One young learner attends a school that prioritizes the humanities and global citizenship, so she will spend two weeks of her summer at Metro State University’s Summer Science Institute. Another student attends a school with an intensely rigorous academic program and few opportunities for physical expression, so he chose to spend his summer honing his basketball skills with the Denver Nuggets program. One mom encouraged her sons to go on their first expedition with Avid4Adventure, to expand their comfort taking healthy risks beyond the realm of their tight knit community. Another family was feeling the strain of a lack of quality time together after a busy year of many changes, and chose a Denver Zoo membership so they could partake in learning days as a unit.
Some of the older learners chose to take driver’s education, so they could get to and from work to save money for college. A student who is already college-bound spent his scholarship on a physics tutor, to ensure he didn’t slip behind before heading to the University of Colorado in the fall. Perhaps the most popular choice among ReSchool kids was visual and performing arts programming that many don’t get during school, at the Art Garage, Colorado Photographic Arts Center, Cleo Parker Robinson Dance, or Denver Center for the Performing Arts. We're hearing directly from learners about the sense of empowerment that comes from being trusted to chart their own learning.
The map below shows where this learning occurs, and demonstrates the need for a reorganized system in which individual kids have their dynamic and ever-evolving needs and interests met in a range of places and spaces.
For an interactive version of this map, click here.
While we learn more about the existing supply and demand of learning providers in the metro region and what it tells us about quality, value, and equity, it’s clear that families are building their capacity to take advantage of various opportunities with the support of an Advocate, flexible learning dollars, and increased access to transportation. We’re also engaging in thoughtful reflection with ReSchool families after each new experience, to understand whether it met their expectations and how participating in it might impact their learning trajectory going forward.

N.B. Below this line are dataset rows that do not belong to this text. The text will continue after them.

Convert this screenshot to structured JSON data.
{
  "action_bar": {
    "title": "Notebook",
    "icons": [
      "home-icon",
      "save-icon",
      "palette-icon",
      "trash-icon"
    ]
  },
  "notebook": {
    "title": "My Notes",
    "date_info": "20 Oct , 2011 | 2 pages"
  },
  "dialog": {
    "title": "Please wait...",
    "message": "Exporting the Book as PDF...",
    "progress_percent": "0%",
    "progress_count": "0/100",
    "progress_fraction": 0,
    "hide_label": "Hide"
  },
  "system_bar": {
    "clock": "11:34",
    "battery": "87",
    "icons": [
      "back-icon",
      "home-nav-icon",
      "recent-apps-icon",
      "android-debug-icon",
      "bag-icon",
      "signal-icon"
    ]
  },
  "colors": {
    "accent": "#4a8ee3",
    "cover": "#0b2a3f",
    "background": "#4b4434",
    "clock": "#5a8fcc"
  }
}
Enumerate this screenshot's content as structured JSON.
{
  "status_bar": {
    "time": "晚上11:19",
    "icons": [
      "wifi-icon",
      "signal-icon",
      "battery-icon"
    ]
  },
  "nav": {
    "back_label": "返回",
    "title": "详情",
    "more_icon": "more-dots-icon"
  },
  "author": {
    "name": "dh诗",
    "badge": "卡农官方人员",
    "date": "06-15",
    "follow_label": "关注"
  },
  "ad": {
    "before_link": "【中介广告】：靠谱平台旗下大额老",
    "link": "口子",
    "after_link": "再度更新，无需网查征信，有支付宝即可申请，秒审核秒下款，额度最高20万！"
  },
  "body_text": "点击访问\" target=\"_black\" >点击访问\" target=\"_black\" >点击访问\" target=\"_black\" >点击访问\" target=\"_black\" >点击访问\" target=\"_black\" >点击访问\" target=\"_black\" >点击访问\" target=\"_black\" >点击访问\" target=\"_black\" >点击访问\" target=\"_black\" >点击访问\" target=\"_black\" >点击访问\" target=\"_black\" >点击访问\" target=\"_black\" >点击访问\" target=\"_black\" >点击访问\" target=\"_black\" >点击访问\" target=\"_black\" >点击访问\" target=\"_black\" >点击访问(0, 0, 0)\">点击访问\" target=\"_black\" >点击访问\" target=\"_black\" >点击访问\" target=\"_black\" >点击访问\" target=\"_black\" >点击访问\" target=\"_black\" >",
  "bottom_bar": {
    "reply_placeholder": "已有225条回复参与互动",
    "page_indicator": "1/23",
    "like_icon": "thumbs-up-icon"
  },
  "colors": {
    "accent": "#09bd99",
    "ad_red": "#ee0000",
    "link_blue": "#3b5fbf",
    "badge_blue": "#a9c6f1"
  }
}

As another part of our evaluation process, our partners at APA created a cost model that demonstrates the potential for significant cost savings to the employer by providing LAN support to their employees. For mission-aligned employers, we see an opportunity for great return on investment to both the organization and the employees, who have reported feeling more confident now about their capacity to navigate and advocate for their kids’ learning.
We are actively exploring opportunities with local employers who are interested in adopting the Learner Advocate Network approach to supporting their working parents. Stay tuned as we continue to iterate on one of the central elements of the ReSchool vision!